signif(summary(run_full)$quantiles, 2)
##                                2.5%     25%    50%    75%  97.5%
## eta                        0.170000 0.19000 0.2100 0.2200 0.2500
## lambda_algae               0.000170 0.00180 0.0039 0.0068 0.0150
## lambda_daphnia             0.000078 0.00071 0.0015 0.0027 0.0058
## lambda_NH4                 0.000160 0.00150 0.0035 0.0062 0.0140
## upsilon_algae_to_daphnia   0.120000 0.12000 0.1300 0.1300 0.1400
## upsilon_daphnia_to_NH4     0.047000 0.05000 0.0510 0.0520 0.0550
## upsilon_NH4_to_algae|dark  0.087000 0.09300 0.0960 0.1000 0.1100
## upsilon_NH4_to_algae|light 0.280000 0.30000 0.3100 0.3200 0.3300
## zeta                       0.069000 0.07800 0.0830 0.0890 0.1000
signif(summary(run_red)$quantiles, 2)
##                               2.5%     25%    50%    75%  97.5%
## eta                        0.16000 0.20000 0.2300 0.2500 0.3400
## lambda_algae               0.00019 0.00270 0.0059 0.0100 0.0230
## lambda_daphnia             0.00005 0.00078 0.0020 0.0037 0.0089
## lambda_NH4                 0.00035 0.00300 0.0066 0.0120 0.0240
## upsilon_algae_to_daphnia   0.11000 0.12000 0.1300 0.1300 0.1500
## upsilon_daphnia_to_NH4     0.04300 0.04800 0.0500 0.0520 0.0580
## upsilon_NH4_to_algae|dark  0.07400 0.08700 0.0930 0.0990 0.1100
## upsilon_NH4_to_algae|light 0.23000 0.26000 0.2800 0.3000 0.3300
## zeta                       0.06500 0.08300 0.0940 0.1100 0.1500

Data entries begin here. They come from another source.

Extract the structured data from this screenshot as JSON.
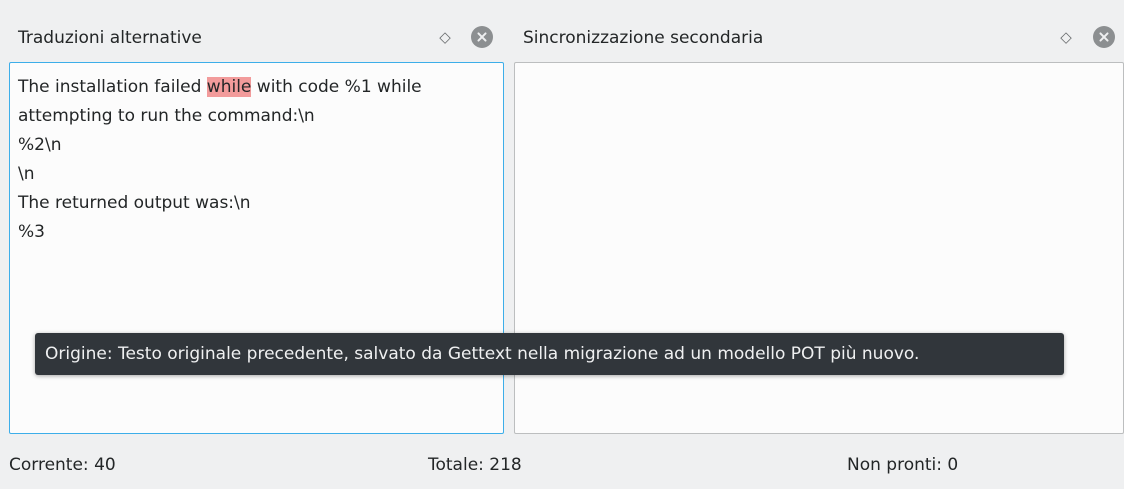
{
  "panels": {
    "left": {
      "title": "Traduzioni alternative",
      "text_before": "The installation failed ",
      "highlight": "while",
      "text_after": " with code %1 while\nattempting to run the command:\\n\n%2\\n\n\\n\nThe returned output was:\\n\n%3",
      "float_icon": "float-diamond-icon",
      "close_icon": "close-circle-icon"
    },
    "right": {
      "title": "Sincronizzazione secondaria",
      "float_icon": "float-diamond-icon",
      "close_icon": "close-circle-icon"
    }
  },
  "tooltip": {
    "text": "Origine: Testo originale precedente, salvato da Gettext nella migrazione ad un modello POT più nuovo."
  },
  "status_bar": {
    "current": "Corrente: 40",
    "total": "Totale: 218",
    "not_ready": "Non pronti: 0"
  },
  "colors": {
    "highlight": "#f29b9b",
    "focus_border": "#3daee9",
    "tooltip_bg": "#31363b",
    "window_bg": "#eff0f1"
  },
  "glyphs": {
    "float": "◇"
  }
}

For most parameters, it didn't change things much. Maybe in this case an experiment with three time points would be sufficient.

To go further

This example only used one simulated dataset. When preparing a real-life experiment, it would make sense to try a range of "true" values for the parameters to be estimated and different initial conditions in addition to different experimental designs (number of replicates, number of samples, timing of sampling).

A convenient way to structure many data simulations is to create a tibble containing the simulation variables (e.g. parameter values, sampling points, alternative models) and store the resulting simulated datasets and their corresponding MCMC fits in list columns to make the analysis of the simulations easier.